▶ **Task item**:
The listing that follows must be retyped exactly, without its pictures.

———

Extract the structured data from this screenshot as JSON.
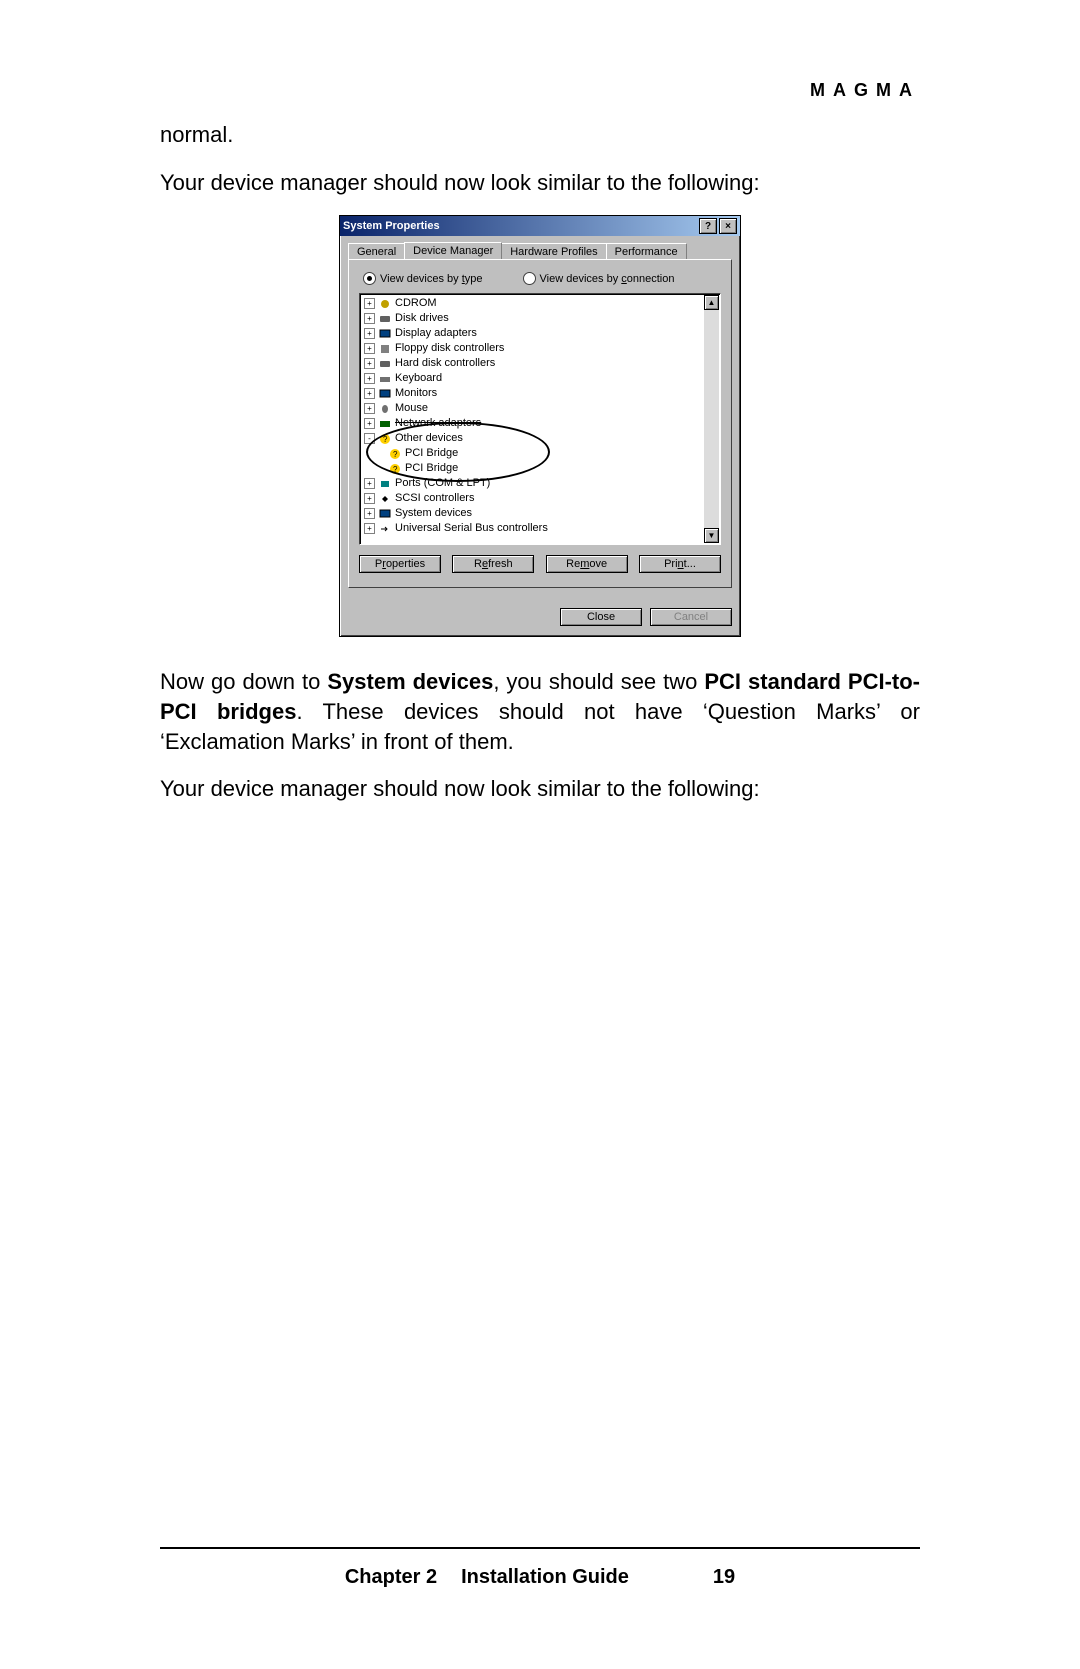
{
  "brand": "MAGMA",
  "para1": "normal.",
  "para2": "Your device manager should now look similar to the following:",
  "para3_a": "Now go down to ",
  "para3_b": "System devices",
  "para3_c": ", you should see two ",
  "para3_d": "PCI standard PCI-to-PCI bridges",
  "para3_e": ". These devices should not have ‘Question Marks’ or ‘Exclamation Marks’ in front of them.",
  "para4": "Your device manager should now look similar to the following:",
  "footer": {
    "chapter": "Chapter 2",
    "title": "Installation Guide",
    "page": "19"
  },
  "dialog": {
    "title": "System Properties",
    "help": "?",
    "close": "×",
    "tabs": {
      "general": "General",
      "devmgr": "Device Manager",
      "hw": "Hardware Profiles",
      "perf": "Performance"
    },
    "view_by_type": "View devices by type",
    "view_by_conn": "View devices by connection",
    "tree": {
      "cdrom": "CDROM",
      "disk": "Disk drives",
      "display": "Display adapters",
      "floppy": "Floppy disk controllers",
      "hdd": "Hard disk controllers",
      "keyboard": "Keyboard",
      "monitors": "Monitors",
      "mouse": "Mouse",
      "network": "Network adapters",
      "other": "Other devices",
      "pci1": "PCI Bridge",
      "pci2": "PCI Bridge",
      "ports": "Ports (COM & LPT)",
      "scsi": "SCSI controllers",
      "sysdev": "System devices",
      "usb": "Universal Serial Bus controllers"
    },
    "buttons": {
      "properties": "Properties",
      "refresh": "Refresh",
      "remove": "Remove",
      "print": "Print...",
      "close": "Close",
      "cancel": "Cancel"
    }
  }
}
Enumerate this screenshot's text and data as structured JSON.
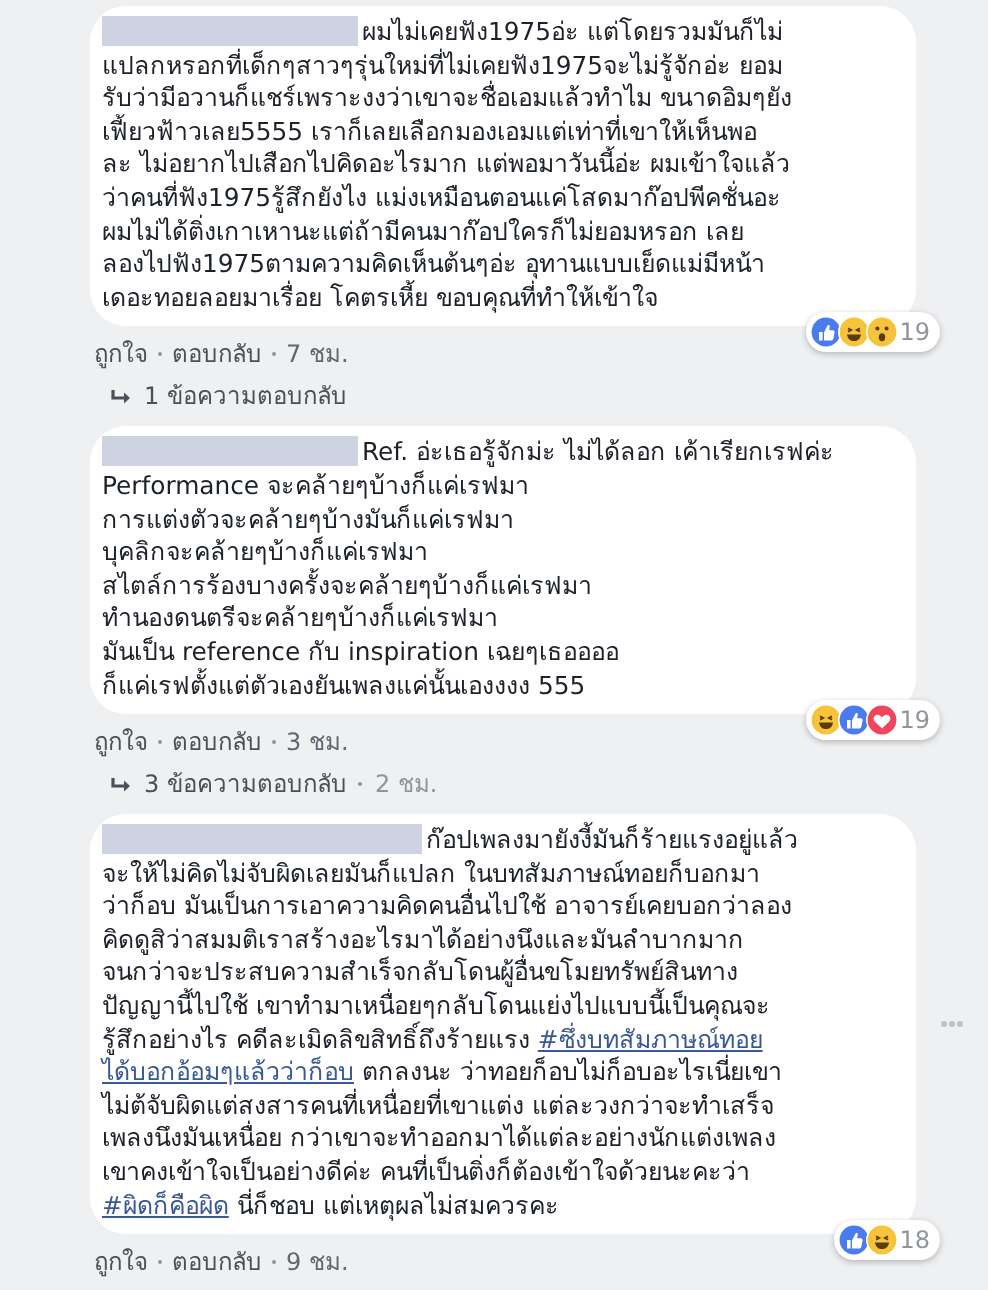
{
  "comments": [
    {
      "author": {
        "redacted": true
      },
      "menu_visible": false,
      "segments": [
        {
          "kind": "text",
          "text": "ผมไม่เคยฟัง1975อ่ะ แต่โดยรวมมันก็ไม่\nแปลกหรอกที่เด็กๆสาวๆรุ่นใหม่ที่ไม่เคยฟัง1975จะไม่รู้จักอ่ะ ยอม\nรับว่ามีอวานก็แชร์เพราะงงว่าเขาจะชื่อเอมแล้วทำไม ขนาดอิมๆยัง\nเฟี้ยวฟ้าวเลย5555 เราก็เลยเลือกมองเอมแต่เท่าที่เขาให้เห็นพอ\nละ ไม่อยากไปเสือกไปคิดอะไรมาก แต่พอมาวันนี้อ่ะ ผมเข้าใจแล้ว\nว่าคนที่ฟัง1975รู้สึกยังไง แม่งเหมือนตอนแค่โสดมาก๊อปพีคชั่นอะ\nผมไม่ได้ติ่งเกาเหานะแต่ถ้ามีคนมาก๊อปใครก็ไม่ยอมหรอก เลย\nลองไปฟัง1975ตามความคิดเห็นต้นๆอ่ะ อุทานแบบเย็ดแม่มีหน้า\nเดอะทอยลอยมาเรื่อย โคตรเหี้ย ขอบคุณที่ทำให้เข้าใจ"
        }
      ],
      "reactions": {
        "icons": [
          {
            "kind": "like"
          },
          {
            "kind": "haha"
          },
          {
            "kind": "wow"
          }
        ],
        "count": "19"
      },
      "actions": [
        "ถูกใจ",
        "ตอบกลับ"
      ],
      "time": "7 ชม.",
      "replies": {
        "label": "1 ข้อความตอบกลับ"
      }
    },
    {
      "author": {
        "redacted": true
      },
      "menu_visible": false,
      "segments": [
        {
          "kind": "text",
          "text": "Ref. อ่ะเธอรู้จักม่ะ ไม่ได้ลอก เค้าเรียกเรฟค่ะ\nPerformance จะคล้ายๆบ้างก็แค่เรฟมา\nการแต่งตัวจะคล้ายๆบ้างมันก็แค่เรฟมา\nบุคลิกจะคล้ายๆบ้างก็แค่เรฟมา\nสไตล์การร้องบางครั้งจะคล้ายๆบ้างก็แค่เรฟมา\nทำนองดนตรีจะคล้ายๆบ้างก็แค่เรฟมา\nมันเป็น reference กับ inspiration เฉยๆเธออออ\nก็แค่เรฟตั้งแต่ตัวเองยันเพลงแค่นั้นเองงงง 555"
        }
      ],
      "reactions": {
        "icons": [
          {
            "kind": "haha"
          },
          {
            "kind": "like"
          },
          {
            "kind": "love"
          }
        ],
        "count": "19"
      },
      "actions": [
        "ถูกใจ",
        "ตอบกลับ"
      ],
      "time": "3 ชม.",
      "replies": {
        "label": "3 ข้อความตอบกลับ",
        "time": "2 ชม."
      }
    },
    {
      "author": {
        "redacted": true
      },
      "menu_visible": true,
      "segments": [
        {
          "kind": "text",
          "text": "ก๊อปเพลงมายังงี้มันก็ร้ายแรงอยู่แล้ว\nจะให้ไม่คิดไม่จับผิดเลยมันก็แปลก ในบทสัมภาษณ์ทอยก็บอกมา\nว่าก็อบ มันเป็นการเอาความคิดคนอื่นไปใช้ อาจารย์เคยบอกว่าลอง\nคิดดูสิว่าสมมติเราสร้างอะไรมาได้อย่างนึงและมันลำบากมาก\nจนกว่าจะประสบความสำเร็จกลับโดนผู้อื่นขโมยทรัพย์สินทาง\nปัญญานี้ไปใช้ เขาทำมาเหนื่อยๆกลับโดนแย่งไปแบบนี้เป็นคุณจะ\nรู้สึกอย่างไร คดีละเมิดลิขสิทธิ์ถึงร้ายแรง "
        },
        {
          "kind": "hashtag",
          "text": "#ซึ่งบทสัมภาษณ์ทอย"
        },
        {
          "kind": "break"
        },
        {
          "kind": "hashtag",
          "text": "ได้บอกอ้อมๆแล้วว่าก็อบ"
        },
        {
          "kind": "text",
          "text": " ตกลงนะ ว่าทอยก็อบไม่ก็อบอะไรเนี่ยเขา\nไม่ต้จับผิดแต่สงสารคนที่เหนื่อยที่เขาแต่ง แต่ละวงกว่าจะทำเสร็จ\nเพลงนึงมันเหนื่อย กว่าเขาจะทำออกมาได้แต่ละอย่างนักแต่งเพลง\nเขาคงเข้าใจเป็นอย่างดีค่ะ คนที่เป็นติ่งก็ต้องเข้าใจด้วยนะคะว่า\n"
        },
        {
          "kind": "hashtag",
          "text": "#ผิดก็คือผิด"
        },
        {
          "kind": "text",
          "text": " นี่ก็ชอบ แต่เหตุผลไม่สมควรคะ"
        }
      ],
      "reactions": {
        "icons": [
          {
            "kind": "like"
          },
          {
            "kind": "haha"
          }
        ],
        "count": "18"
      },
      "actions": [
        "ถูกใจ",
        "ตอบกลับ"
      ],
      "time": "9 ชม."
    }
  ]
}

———

▶ **Written answer**:
Extract the structured data from this screenshot as JSON.
{
  "brand": "MAGMA",
  "para1": "normal.",
  "para2": "Your device manager should now look similar to the following:",
  "para3_a": "Now go down to ",
  "para3_b": "System devices",
  "para3_c": ", you should see two ",
  "para3_d": "PCI standard PCI-to-PCI bridges",
  "para3_e": ". These devices should not have ‘Question Marks’ or ‘Exclamation Marks’ in front of them.",
  "para4": "Your device manager should now look similar to the following:",
  "footer": {
    "chapter": "Chapter 2",
    "title": "Installation Guide",
    "page": "19"
  },
  "dialog": {
    "title": "System Properties",
    "help": "?",
    "close": "×",
    "tabs": {
      "general": "General",
      "devmgr": "Device Manager",
      "hw": "Hardware Profiles",
      "perf": "Performance"
    },
    "view_by_type": "View devices by type",
    "view_by_conn": "View devices by connection",
    "tree": {
      "cdrom": "CDROM",
      "disk": "Disk drives",
      "display": "Display adapters",
      "floppy": "Floppy disk controllers",
      "hdd": "Hard disk controllers",
      "keyboard": "Keyboard",
      "monitors": "Monitors",
      "mouse": "Mouse",
      "network": "Network adapters",
      "other": "Other devices",
      "pci1": "PCI Bridge",
      "pci2": "PCI Bridge",
      "ports": "Ports (COM & LPT)",
      "scsi": "SCSI controllers",
      "sysdev": "System devices",
      "usb": "Universal Serial Bus controllers"
    },
    "buttons": {
      "properties": "Properties",
      "refresh": "Refresh",
      "remove": "Remove",
      "print": "Print...",
      "close": "Close",
      "cancel": "Cancel"
    }
  }
}
Enumerate this screenshot's text and data as structured JSON.
{
  "comments": [
    {
      "author": {
        "redacted": true
      },
      "menu_visible": false,
      "segments": [
        {
          "kind": "text",
          "text": "ผมไม่เคยฟัง1975อ่ะ แต่โดยรวมมันก็ไม่\nแปลกหรอกที่เด็กๆสาวๆรุ่นใหม่ที่ไม่เคยฟัง1975จะไม่รู้จักอ่ะ ยอม\nรับว่ามีอวานก็แชร์เพราะงงว่าเขาจะชื่อเอมแล้วทำไม ขนาดอิมๆยัง\nเฟี้ยวฟ้าวเลย5555 เราก็เลยเลือกมองเอมแต่เท่าที่เขาให้เห็นพอ\nละ ไม่อยากไปเสือกไปคิดอะไรมาก แต่พอมาวันนี้อ่ะ ผมเข้าใจแล้ว\nว่าคนที่ฟัง1975รู้สึกยังไง แม่งเหมือนตอนแค่โสดมาก๊อปพีคชั่นอะ\nผมไม่ได้ติ่งเกาเหานะแต่ถ้ามีคนมาก๊อปใครก็ไม่ยอมหรอก เลย\nลองไปฟัง1975ตามความคิดเห็นต้นๆอ่ะ อุทานแบบเย็ดแม่มีหน้า\nเดอะทอยลอยมาเรื่อย โคตรเหี้ย ขอบคุณที่ทำให้เข้าใจ"
        }
      ],
      "reactions": {
        "icons": [
          {
            "kind": "like"
          },
          {
            "kind": "haha"
          },
          {
            "kind": "wow"
          }
        ],
        "count": "19"
      },
      "actions": [
        "ถูกใจ",
        "ตอบกลับ"
      ],
      "time": "7 ชม.",
      "replies": {
        "label": "1 ข้อความตอบกลับ"
      }
    },
    {
      "author": {
        "redacted": true
      },
      "menu_visible": false,
      "segments": [
        {
          "kind": "text",
          "text": "Ref. อ่ะเธอรู้จักม่ะ ไม่ได้ลอก เค้าเรียกเรฟค่ะ\nPerformance จะคล้ายๆบ้างก็แค่เรฟมา\nการแต่งตัวจะคล้ายๆบ้างมันก็แค่เรฟมา\nบุคลิกจะคล้ายๆบ้างก็แค่เรฟมา\nสไตล์การร้องบางครั้งจะคล้ายๆบ้างก็แค่เรฟมา\nทำนองดนตรีจะคล้ายๆบ้างก็แค่เรฟมา\nมันเป็น reference กับ inspiration เฉยๆเธออออ\nก็แค่เรฟตั้งแต่ตัวเองยันเพลงแค่นั้นเองงงง 555"
        }
      ],
      "reactions": {
        "icons": [
          {
            "kind": "haha"
          },
          {
            "kind": "like"
          },
          {
            "kind": "love"
          }
        ],
        "count": "19"
      },
      "actions": [
        "ถูกใจ",
        "ตอบกลับ"
      ],
      "time": "3 ชม.",
      "replies": {
        "label": "3 ข้อความตอบกลับ",
        "time": "2 ชม."
      }
    },
    {
      "author": {
        "redacted": true
      },
      "menu_visible": true,
      "segments": [
        {
          "kind": "text",
          "text": "ก๊อปเพลงมายังงี้มันก็ร้ายแรงอยู่แล้ว\nจะให้ไม่คิดไม่จับผิดเลยมันก็แปลก ในบทสัมภาษณ์ทอยก็บอกมา\nว่าก็อบ มันเป็นการเอาความคิดคนอื่นไปใช้ อาจารย์เคยบอกว่าลอง\nคิดดูสิว่าสมมติเราสร้างอะไรมาได้อย่างนึงและมันลำบากมาก\nจนกว่าจะประสบความสำเร็จกลับโดนผู้อื่นขโมยทรัพย์สินทาง\nปัญญานี้ไปใช้ เขาทำมาเหนื่อยๆกลับโดนแย่งไปแบบนี้เป็นคุณจะ\nรู้สึกอย่างไร คดีละเมิดลิขสิทธิ์ถึงร้ายแรง "
        },
        {
          "kind": "hashtag",
          "text": "#ซึ่งบทสัมภาษณ์ทอย"
        },
        {
          "kind": "break"
        },
        {
          "kind": "hashtag",
          "text": "ได้บอกอ้อมๆแล้วว่าก็อบ"
        },
        {
          "kind": "text",
          "text": " ตกลงนะ ว่าทอยก็อบไม่ก็อบอะไรเนี่ยเขา\nไม่ต้จับผิดแต่สงสารคนที่เหนื่อยที่เขาแต่ง แต่ละวงกว่าจะทำเสร็จ\nเพลงนึงมันเหนื่อย กว่าเขาจะทำออกมาได้แต่ละอย่างนักแต่งเพลง\nเขาคงเข้าใจเป็นอย่างดีค่ะ คนที่เป็นติ่งก็ต้องเข้าใจด้วยนะคะว่า\n"
        },
        {
          "kind": "hashtag",
          "text": "#ผิดก็คือผิด"
        },
        {
          "kind": "text",
          "text": " นี่ก็ชอบ แต่เหตุผลไม่สมควรคะ"
        }
      ],
      "reactions": {
        "icons": [
          {
            "kind": "like"
          },
          {
            "kind": "haha"
          }
        ],
        "count": "18"
      },
      "actions": [
        "ถูกใจ",
        "ตอบกลับ"
      ],
      "time": "9 ชม."
    }
  ]
}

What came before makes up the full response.